Blend 600ml (a pint) of full fat milk into a saucepan with 2 packets of parsley sauce mix, stir continuously.

Take fish out when cooked and put into a large baking dish, mix in the parsley sauce and 2 cupsful of petit pois and 2 cupsful of sweetcorn.

Mash the potatoes with a small pat or two of butter and splash of milk and top the fish mix with the mash potato and pop in the over to reheat for 20 minutes, low heat, to crisp up mash topping.

Serve with broccoli.

This is a quick dish to ensure they get three of their recommended daily amount of vegetables and some healthy fish (Salmon is the richest, oily fish source of protein). I make this amount for approximately 8 children, with broccoli extra on the side, so if you are a smaller family or have adults to feed vary the amount of ingredients, for example, a family of 3 will only need 1 bag of mixed fish and less potatoes.

TWO TEA TIME CHOICES

Don’t get upset if they refuse to eat the fish pie that you’ve lovingly cooked them though. And definitely don’t be tempted to give them fish fingers instead because they refuse to eat it.

If we do, they will come to expect their preferred alternative all the time. Not because they prefer the fish fingers to the fish pie, but because they will have learnt how to get their own way. You can throw the fish pie in the bin if they refuse to eat it, but never give them anything else. If they are not hungry or refuse to eat, simply clear it away and wait until their next meal.

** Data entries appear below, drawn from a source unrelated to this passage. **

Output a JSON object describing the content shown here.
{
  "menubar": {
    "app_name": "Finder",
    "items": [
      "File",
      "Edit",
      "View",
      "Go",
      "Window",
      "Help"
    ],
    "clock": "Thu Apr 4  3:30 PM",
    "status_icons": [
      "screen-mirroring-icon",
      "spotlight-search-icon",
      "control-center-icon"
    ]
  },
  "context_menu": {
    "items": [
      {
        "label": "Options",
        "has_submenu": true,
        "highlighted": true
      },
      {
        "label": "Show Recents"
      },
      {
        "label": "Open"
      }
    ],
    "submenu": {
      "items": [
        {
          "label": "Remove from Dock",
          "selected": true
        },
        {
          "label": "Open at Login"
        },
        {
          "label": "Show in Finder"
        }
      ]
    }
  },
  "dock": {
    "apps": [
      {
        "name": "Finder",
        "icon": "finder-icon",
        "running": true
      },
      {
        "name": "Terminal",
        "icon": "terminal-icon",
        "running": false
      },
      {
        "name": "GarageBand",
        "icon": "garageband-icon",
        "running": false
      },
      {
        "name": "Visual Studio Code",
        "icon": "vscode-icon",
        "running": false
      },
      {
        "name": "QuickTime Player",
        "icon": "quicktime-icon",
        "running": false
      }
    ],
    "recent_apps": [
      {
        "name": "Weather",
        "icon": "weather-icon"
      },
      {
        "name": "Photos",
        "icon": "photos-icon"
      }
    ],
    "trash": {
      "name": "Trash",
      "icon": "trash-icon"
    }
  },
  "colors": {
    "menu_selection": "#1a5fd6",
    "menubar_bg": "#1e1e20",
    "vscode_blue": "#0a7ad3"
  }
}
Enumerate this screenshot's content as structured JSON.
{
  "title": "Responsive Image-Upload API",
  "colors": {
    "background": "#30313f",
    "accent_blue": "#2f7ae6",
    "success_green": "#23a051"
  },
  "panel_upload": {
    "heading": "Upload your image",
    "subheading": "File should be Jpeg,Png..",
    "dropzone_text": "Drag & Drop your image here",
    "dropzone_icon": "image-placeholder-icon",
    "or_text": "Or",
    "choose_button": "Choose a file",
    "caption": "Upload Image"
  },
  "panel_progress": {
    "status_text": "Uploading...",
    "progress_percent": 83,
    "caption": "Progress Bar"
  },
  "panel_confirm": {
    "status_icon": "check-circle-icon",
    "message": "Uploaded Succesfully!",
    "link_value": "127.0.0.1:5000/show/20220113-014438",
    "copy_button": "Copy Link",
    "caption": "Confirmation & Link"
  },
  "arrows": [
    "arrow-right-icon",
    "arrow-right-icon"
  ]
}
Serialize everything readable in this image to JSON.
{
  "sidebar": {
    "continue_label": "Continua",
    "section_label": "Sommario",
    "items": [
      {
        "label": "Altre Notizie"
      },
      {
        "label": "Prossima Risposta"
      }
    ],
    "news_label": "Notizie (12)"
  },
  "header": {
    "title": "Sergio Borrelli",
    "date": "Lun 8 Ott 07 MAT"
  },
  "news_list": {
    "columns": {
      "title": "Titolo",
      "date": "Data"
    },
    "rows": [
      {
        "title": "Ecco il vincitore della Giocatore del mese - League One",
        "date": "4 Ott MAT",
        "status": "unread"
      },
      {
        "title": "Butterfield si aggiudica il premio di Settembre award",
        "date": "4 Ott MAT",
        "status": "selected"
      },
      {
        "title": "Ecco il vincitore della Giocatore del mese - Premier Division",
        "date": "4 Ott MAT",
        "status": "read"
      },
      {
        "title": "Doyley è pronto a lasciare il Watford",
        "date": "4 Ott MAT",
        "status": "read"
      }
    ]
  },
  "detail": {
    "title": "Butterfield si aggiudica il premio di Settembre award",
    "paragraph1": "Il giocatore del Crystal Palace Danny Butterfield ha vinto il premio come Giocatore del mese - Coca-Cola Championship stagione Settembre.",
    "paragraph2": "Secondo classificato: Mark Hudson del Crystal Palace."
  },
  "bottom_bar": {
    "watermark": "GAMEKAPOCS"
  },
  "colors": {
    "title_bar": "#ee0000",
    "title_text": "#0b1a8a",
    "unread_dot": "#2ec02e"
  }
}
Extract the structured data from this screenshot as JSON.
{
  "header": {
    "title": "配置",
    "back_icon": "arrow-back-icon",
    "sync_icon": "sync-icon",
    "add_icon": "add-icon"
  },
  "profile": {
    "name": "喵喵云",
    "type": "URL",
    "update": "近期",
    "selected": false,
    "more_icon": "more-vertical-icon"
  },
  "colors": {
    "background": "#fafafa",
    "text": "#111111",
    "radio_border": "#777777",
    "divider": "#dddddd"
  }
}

As long as we don’t allow them to snack unhealthily in the meantime, they’ll soon associate their refusal to eat dinner with hunger, serving as a good reminder to eat their next meal and giving them an appetite.

The food is there if they are hungry and want it, they have a choice. Eat it or don’t. Not fish pie or fish fingers.

Once they realize they have the choice to eat it or not, and it doesn’t bother us either way, then, if hungry, they will eat it.

You may not think it can be this simple and you may have tried unsuccessfully in the past, but perseverance is key. I know it works as it’s a method I’ve seen work with lots of children over the years, over and over again. I’ve never known it to fail, unless parents have given up before they’ve given it a real go.

We have to mean what we say though and say what we mean, calmly and confidently.

Such as,

 ‘The food’s there if you are hungry, if not, you don’t have to eat it, but there will be nothing else to eat.’  

They might say they are hungry but don’t like what we are offering them, but we mustn’t feel guilty for doing the right thing, they have a choice.

Some parents protest their children would never eat fish pie, but they never really offer it, especially if they dislike it themselves.

Fish pie is not a punishment, its love on a plate.

You can read more about fussy and resistant eaters in my worldwide, best selling book – The Confident Parents Guide to Raising a Happy, Healthy and Successful Child available from all good book shops. Alternatively, you can now listen to the audio version on Audible or iTunes, click button below or visit Amazon.

You can also read my latest contribution in the Spring issue of Mums and tots magazine, featuring a 3 page excerpt from my book, on sale now.

Mums and tots spring issue out now.

Stay Present, Stay Proactive,

Em x